Most of the officials from the dozen counties who responded to WITF’s inquiry seeking specifics said they’ve stressed during poll-worker training the potential for intimidation by poll watchers as well as possible unauthorized observers, telling workers to order violators to leave and to call 911 if scenarios appear to be escalating.
But behavior that could possibly qualify as voter intimidation outside polling locations is also a legal gray area, said Michael Sances, an assistant professor of political science at Temple University. He said that because there have been so few cases on voter intimidation since the 1980s, there isn’t a lot for counties or states to go off of.
“If someone walks up to you who is not a poll worker and asks for identification or challenges you, that is a pretty clear case of voter intimidation,” Sances said. But, Sances continued, what if someone stands outside of the polling location’s buffer zone brandishing a firearm, which is legally permissible in Pennsylvania?

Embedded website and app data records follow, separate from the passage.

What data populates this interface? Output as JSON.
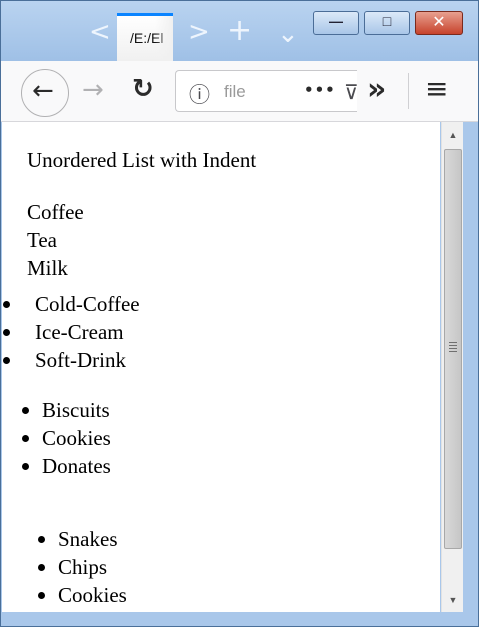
{
  "browser": {
    "tab_title": "/E:/El",
    "url_text": "file",
    "nav": {
      "tab_scroll_left": "<",
      "tab_scroll_right": ">",
      "new_tab": "+",
      "tab_list": "⌄"
    },
    "toolbar": {
      "back": "←",
      "forward": "→",
      "reload": "↻",
      "info": "ⓘ",
      "page_actions": "•••",
      "pocket": "⊽",
      "overflow": "»",
      "menu": "≡"
    },
    "window_buttons": {
      "minimize": "—",
      "maximize": "□",
      "close": "✕"
    }
  },
  "page": {
    "heading": "Unordered List with Indent",
    "plain_list": [
      "Coffee",
      "Tea",
      "Milk"
    ],
    "list_no_indent": [
      "Cold-Coffee",
      "Ice-Cream",
      "Soft-Drink"
    ],
    "list_default": [
      "Biscuits",
      "Cookies",
      "Donates"
    ],
    "list_indented": [
      "Snakes",
      "Chips",
      "Cookies"
    ]
  }
}
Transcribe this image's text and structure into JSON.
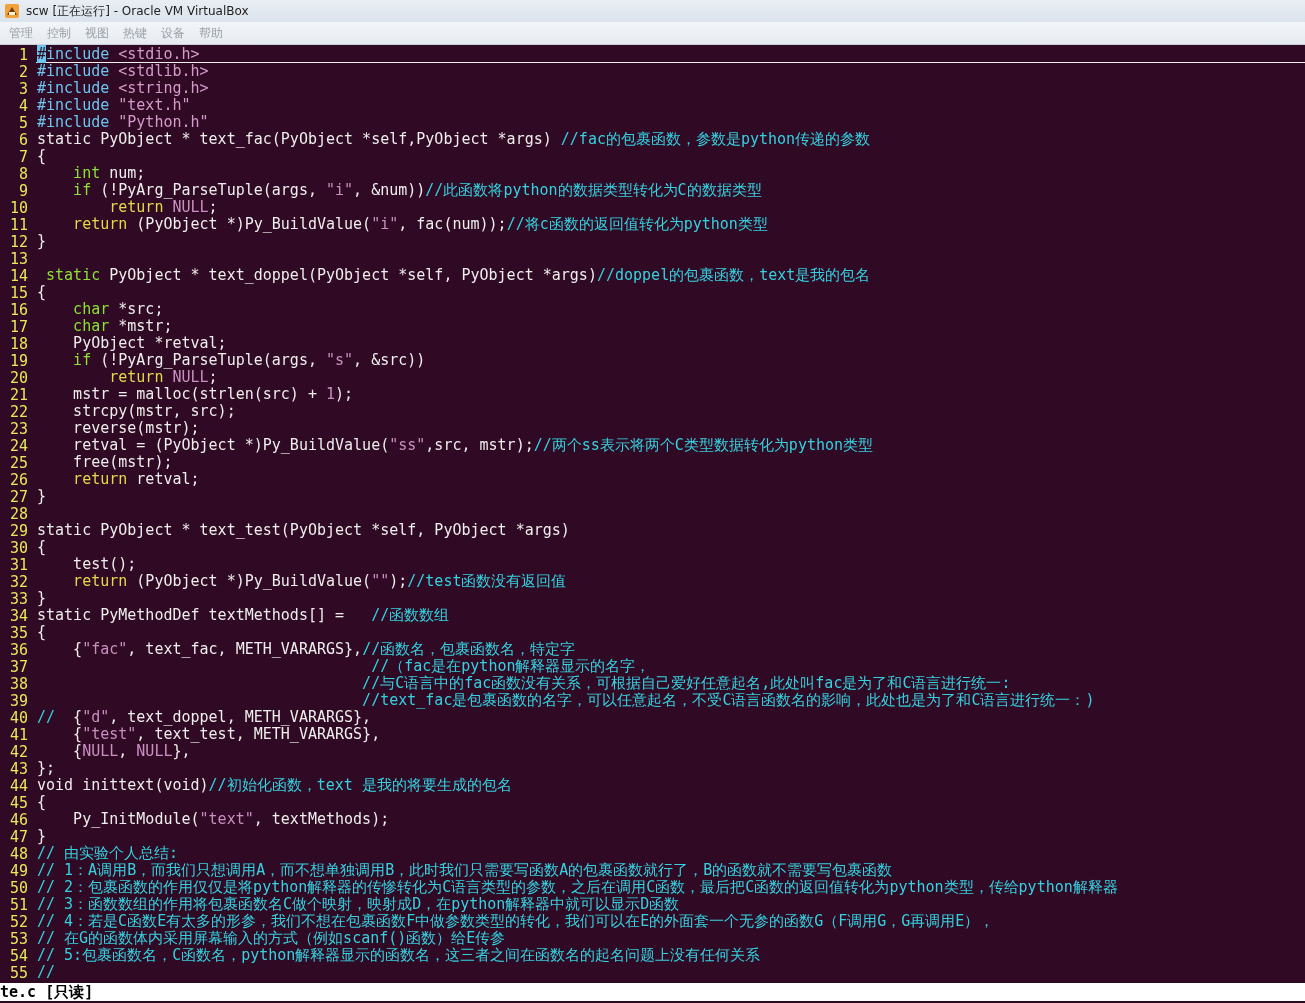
{
  "window": {
    "title": "scw [正在运行] - Oracle VM VirtualBox"
  },
  "menu": [
    {
      "label": "管理",
      "disabled": true
    },
    {
      "label": "控制",
      "disabled": true
    },
    {
      "label": "视图",
      "disabled": true
    },
    {
      "label": "热键",
      "disabled": true
    },
    {
      "label": "设备",
      "disabled": true
    },
    {
      "label": "帮助",
      "disabled": true
    }
  ],
  "editor": {
    "lines": [
      {
        "number": "1",
        "current": true,
        "segments": [
          {
            "kind": "cursor",
            "text": "#"
          },
          {
            "kind": "pre",
            "text": "include "
          },
          {
            "kind": "inc",
            "text": "<stdio.h>"
          }
        ]
      },
      {
        "number": "2",
        "current": false,
        "segments": [
          {
            "kind": "pre",
            "text": "#include "
          },
          {
            "kind": "inc",
            "text": "<stdlib.h>"
          }
        ]
      },
      {
        "number": "3",
        "current": false,
        "segments": [
          {
            "kind": "pre",
            "text": "#include "
          },
          {
            "kind": "inc",
            "text": "<string.h>"
          }
        ]
      },
      {
        "number": "4",
        "current": false,
        "segments": [
          {
            "kind": "pre",
            "text": "#include "
          },
          {
            "kind": "inc",
            "text": "\"text.h\""
          }
        ]
      },
      {
        "number": "5",
        "current": false,
        "segments": [
          {
            "kind": "pre",
            "text": "#include "
          },
          {
            "kind": "inc",
            "text": "\"Python.h\""
          }
        ]
      },
      {
        "number": "6",
        "current": false,
        "segments": [
          {
            "kind": "code",
            "text": "static PyObject * text_fac(PyObject *self,PyObject *args) "
          },
          {
            "kind": "comment",
            "text": "//fac的包裹函数，参数是python传递的参数"
          }
        ]
      },
      {
        "number": "7",
        "current": false,
        "segments": [
          {
            "kind": "code",
            "text": "{"
          }
        ]
      },
      {
        "number": "8",
        "current": false,
        "segments": [
          {
            "kind": "type",
            "text": "    int"
          },
          {
            "kind": "code",
            "text": " num;"
          }
        ]
      },
      {
        "number": "9",
        "current": false,
        "segments": [
          {
            "kind": "type",
            "text": "    if"
          },
          {
            "kind": "code",
            "text": " (!PyArg_ParseTuple(args, "
          },
          {
            "kind": "str",
            "text": "\"i\""
          },
          {
            "kind": "code",
            "text": ", &num))"
          },
          {
            "kind": "comment",
            "text": "//此函数将python的数据类型转化为C的数据类型"
          }
        ]
      },
      {
        "number": "10",
        "current": false,
        "segments": [
          {
            "kind": "ret",
            "text": "        return"
          },
          {
            "kind": "str",
            "text": " NULL"
          },
          {
            "kind": "code",
            "text": ";"
          }
        ]
      },
      {
        "number": "11",
        "current": false,
        "segments": [
          {
            "kind": "ret",
            "text": "    return"
          },
          {
            "kind": "code",
            "text": " (PyObject *)Py_BuildValue("
          },
          {
            "kind": "str",
            "text": "\"i\""
          },
          {
            "kind": "code",
            "text": ", fac(num));"
          },
          {
            "kind": "comment",
            "text": "//将c函数的返回值转化为python类型"
          }
        ]
      },
      {
        "number": "12",
        "current": false,
        "segments": [
          {
            "kind": "code",
            "text": "}"
          }
        ]
      },
      {
        "number": "13",
        "current": false
      },
      {
        "number": "14",
        "current": false,
        "segments": [
          {
            "kind": "type",
            "text": " static"
          },
          {
            "kind": "code",
            "text": " PyObject * text_doppel(PyObject *self, PyObject *args)"
          },
          {
            "kind": "comment",
            "text": "//doppel的包裹函数，text是我的包名"
          }
        ]
      },
      {
        "number": "15",
        "current": false,
        "segments": [
          {
            "kind": "code",
            "text": "{"
          }
        ]
      },
      {
        "number": "16",
        "current": false,
        "segments": [
          {
            "kind": "type",
            "text": "    char"
          },
          {
            "kind": "code",
            "text": " *src;"
          }
        ]
      },
      {
        "number": "17",
        "current": false,
        "segments": [
          {
            "kind": "type",
            "text": "    char"
          },
          {
            "kind": "code",
            "text": " *mstr;"
          }
        ]
      },
      {
        "number": "18",
        "current": false,
        "segments": [
          {
            "kind": "code",
            "text": "    PyObject *retval;"
          }
        ]
      },
      {
        "number": "19",
        "current": false,
        "segments": [
          {
            "kind": "type",
            "text": "    if"
          },
          {
            "kind": "code",
            "text": " (!PyArg_ParseTuple(args, "
          },
          {
            "kind": "str",
            "text": "\"s\""
          },
          {
            "kind": "code",
            "text": ", &src))"
          }
        ]
      },
      {
        "number": "20",
        "current": false,
        "segments": [
          {
            "kind": "ret",
            "text": "        return"
          },
          {
            "kind": "str",
            "text": " NULL"
          },
          {
            "kind": "code",
            "text": ";"
          }
        ]
      },
      {
        "number": "21",
        "current": false,
        "segments": [
          {
            "kind": "code",
            "text": "    mstr = malloc(strlen(src) + "
          },
          {
            "kind": "str",
            "text": "1"
          },
          {
            "kind": "code",
            "text": ");"
          }
        ]
      },
      {
        "number": "22",
        "current": false,
        "segments": [
          {
            "kind": "code",
            "text": "    strcpy(mstr, src);"
          }
        ]
      },
      {
        "number": "23",
        "current": false,
        "segments": [
          {
            "kind": "code",
            "text": "    reverse(mstr);"
          }
        ]
      },
      {
        "number": "24",
        "current": false,
        "segments": [
          {
            "kind": "code",
            "text": "    retval = (PyObject *)Py_BuildValue("
          },
          {
            "kind": "str",
            "text": "\"ss\""
          },
          {
            "kind": "code",
            "text": ",src, mstr);"
          },
          {
            "kind": "comment",
            "text": "//两个ss表示将两个C类型数据转化为python类型"
          }
        ]
      },
      {
        "number": "25",
        "current": false,
        "segments": [
          {
            "kind": "code",
            "text": "    free(mstr);"
          }
        ]
      },
      {
        "number": "26",
        "current": false,
        "segments": [
          {
            "kind": "ret",
            "text": "    return"
          },
          {
            "kind": "code",
            "text": " retval;"
          }
        ]
      },
      {
        "number": "27",
        "current": false,
        "segments": [
          {
            "kind": "code",
            "text": "}"
          }
        ]
      },
      {
        "number": "28",
        "current": false
      },
      {
        "number": "29",
        "current": false,
        "segments": [
          {
            "kind": "code",
            "text": "static PyObject * text_test(PyObject *self, PyObject *args)"
          }
        ]
      },
      {
        "number": "30",
        "current": false,
        "segments": [
          {
            "kind": "code",
            "text": "{"
          }
        ]
      },
      {
        "number": "31",
        "current": false,
        "segments": [
          {
            "kind": "code",
            "text": "    test();"
          }
        ]
      },
      {
        "number": "32",
        "current": false,
        "segments": [
          {
            "kind": "ret",
            "text": "    return"
          },
          {
            "kind": "code",
            "text": " (PyObject *)Py_BuildValue("
          },
          {
            "kind": "str",
            "text": "\"\""
          },
          {
            "kind": "code",
            "text": ");"
          },
          {
            "kind": "comment",
            "text": "//test函数没有返回值"
          }
        ]
      },
      {
        "number": "33",
        "current": false,
        "segments": [
          {
            "kind": "code",
            "text": "}"
          }
        ]
      },
      {
        "number": "34",
        "current": false,
        "segments": [
          {
            "kind": "code",
            "text": "static PyMethodDef textMethods[] =   "
          },
          {
            "kind": "comment",
            "text": "//函数数组"
          }
        ]
      },
      {
        "number": "35",
        "current": false,
        "segments": [
          {
            "kind": "code",
            "text": "{"
          }
        ]
      },
      {
        "number": "36",
        "current": false,
        "segments": [
          {
            "kind": "code",
            "text": "    {"
          },
          {
            "kind": "str",
            "text": "\"fac\""
          },
          {
            "kind": "code",
            "text": ", text_fac, METH_VARARGS},"
          },
          {
            "kind": "comment",
            "text": "//函数名，包裹函数名，特定字"
          }
        ]
      },
      {
        "number": "37",
        "current": false,
        "segments": [
          {
            "kind": "comment",
            "text": "                                     //（fac是在python解释器显示的名字，"
          }
        ]
      },
      {
        "number": "38",
        "current": false,
        "segments": [
          {
            "kind": "comment",
            "text": "                                    //与C语言中的fac函数没有关系，可根据自己爱好任意起名,此处叫fac是为了和C语言进行统一:"
          }
        ]
      },
      {
        "number": "39",
        "current": false,
        "segments": [
          {
            "kind": "comment",
            "text": "                                    //text_fac是包裹函数的名字，可以任意起名，不受C语言函数名的影响，此处也是为了和C语言进行统一：)"
          }
        ]
      },
      {
        "number": "40",
        "current": false,
        "segments": [
          {
            "kind": "comment",
            "text": "//"
          },
          {
            "kind": "code",
            "text": "  {"
          },
          {
            "kind": "str",
            "text": "\"d\""
          },
          {
            "kind": "code",
            "text": ", text_doppel, METH_VARARGS},"
          }
        ]
      },
      {
        "number": "41",
        "current": false,
        "segments": [
          {
            "kind": "code",
            "text": "    {"
          },
          {
            "kind": "str",
            "text": "\"test\""
          },
          {
            "kind": "code",
            "text": ", text_test, METH_VARARGS},"
          }
        ]
      },
      {
        "number": "42",
        "current": false,
        "segments": [
          {
            "kind": "code",
            "text": "    {"
          },
          {
            "kind": "str",
            "text": "NULL"
          },
          {
            "kind": "code",
            "text": ", "
          },
          {
            "kind": "str",
            "text": "NULL"
          },
          {
            "kind": "code",
            "text": "},"
          }
        ]
      },
      {
        "number": "43",
        "current": false,
        "segments": [
          {
            "kind": "code",
            "text": "};"
          }
        ]
      },
      {
        "number": "44",
        "current": false,
        "segments": [
          {
            "kind": "code",
            "text": "void inittext(void)"
          },
          {
            "kind": "comment",
            "text": "//初始化函数，text 是我的将要生成的包名"
          }
        ]
      },
      {
        "number": "45",
        "current": false,
        "segments": [
          {
            "kind": "code",
            "text": "{"
          }
        ]
      },
      {
        "number": "46",
        "current": false,
        "segments": [
          {
            "kind": "code",
            "text": "    Py_InitModule("
          },
          {
            "kind": "str",
            "text": "\"text\""
          },
          {
            "kind": "code",
            "text": ", textMethods);"
          }
        ]
      },
      {
        "number": "47",
        "current": false,
        "segments": [
          {
            "kind": "code",
            "text": "}"
          }
        ]
      },
      {
        "number": "48",
        "current": false,
        "segments": [
          {
            "kind": "comment",
            "text": "// 由实验个人总结:"
          }
        ]
      },
      {
        "number": "49",
        "current": false,
        "segments": [
          {
            "kind": "comment",
            "text": "// 1：A调用B，而我们只想调用A，而不想单独调用B，此时我们只需要写函数A的包裹函数就行了，B的函数就不需要写包裹函数"
          }
        ]
      },
      {
        "number": "50",
        "current": false,
        "segments": [
          {
            "kind": "comment",
            "text": "// 2：包裹函数的作用仅仅是将python解释器的传惨转化为C语言类型的参数，之后在调用C函数，最后把C函数的返回值转化为python类型，传给python解释器"
          }
        ]
      },
      {
        "number": "51",
        "current": false,
        "segments": [
          {
            "kind": "comment",
            "text": "// 3：函数数组的作用将包裹函数名C做个映射，映射成D，在python解释器中就可以显示D函数"
          }
        ]
      },
      {
        "number": "52",
        "current": false,
        "segments": [
          {
            "kind": "comment",
            "text": "// 4：若是C函数E有太多的形参，我们不想在包裹函数F中做参数类型的转化，我们可以在E的外面套一个无参的函数G（F调用G，G再调用E），"
          }
        ]
      },
      {
        "number": "53",
        "current": false,
        "segments": [
          {
            "kind": "comment",
            "text": "// 在G的函数体内采用屏幕输入的方式（例如scanf()函数）给E传参"
          }
        ]
      },
      {
        "number": "54",
        "current": false,
        "segments": [
          {
            "kind": "comment",
            "text": "// 5:包裹函数名，C函数名，python解释器显示的函数名，这三者之间在函数名的起名问题上没有任何关系"
          }
        ]
      },
      {
        "number": "55",
        "current": false,
        "segments": [
          {
            "kind": "comment",
            "text": "//"
          }
        ]
      }
    ]
  },
  "status_line": "te.c [只读]"
}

“If we were to see that now, there haven’t been a lot of clear-cut court decisions on this, because there just haven’t been a lot of cases of this happening,” he said.
Remember: If someone approaches you while you’re voting and challenges your right to vote, odds are these are not official poll watchers and you should report them immediately to any poll worker in the area. Call 911 if you are threatened or physically assaulted.
County representatives say voters who feel uncomfortable while at their polling location should tell a poll worker about the situation. The worker will relay that information to an election judge on scene. Or you can dial 1-877-VOTESPA, and file a complaint through the state’s hotline.
Wanda Murren, spokesperson for the Department of State, didn’t want to comment on hypothetical scenarios, but did say, “The judge of elections is the first person to whom a voter should address questions or concerns about things occurring at the polling place.”
Voters should also notify the county district attorney, according to Department of State guidance. You can find a list of county district attorneys here.
Voter advocacy groups and partner organizations also are running their own campaigns to educate and support voters. The nonpartisan Election Protection coalition has its own hotline: 866-OUR-VOTE.
Tips received through that hotline are handled as warranted depending on the situation, but responses could include attorneys seeking court intervention or dispatching field volunteers to a particular site, according to Suzanne Almeida, interim executive director and an attorney for Common Cause Pennsylvania, a voting-rights organization.
Almeida said Common Cause alone plans to deploy 1,000 volunteers — double the number on the ground during the 2018 general election — to polling places where voter intimidation is most likely to occur.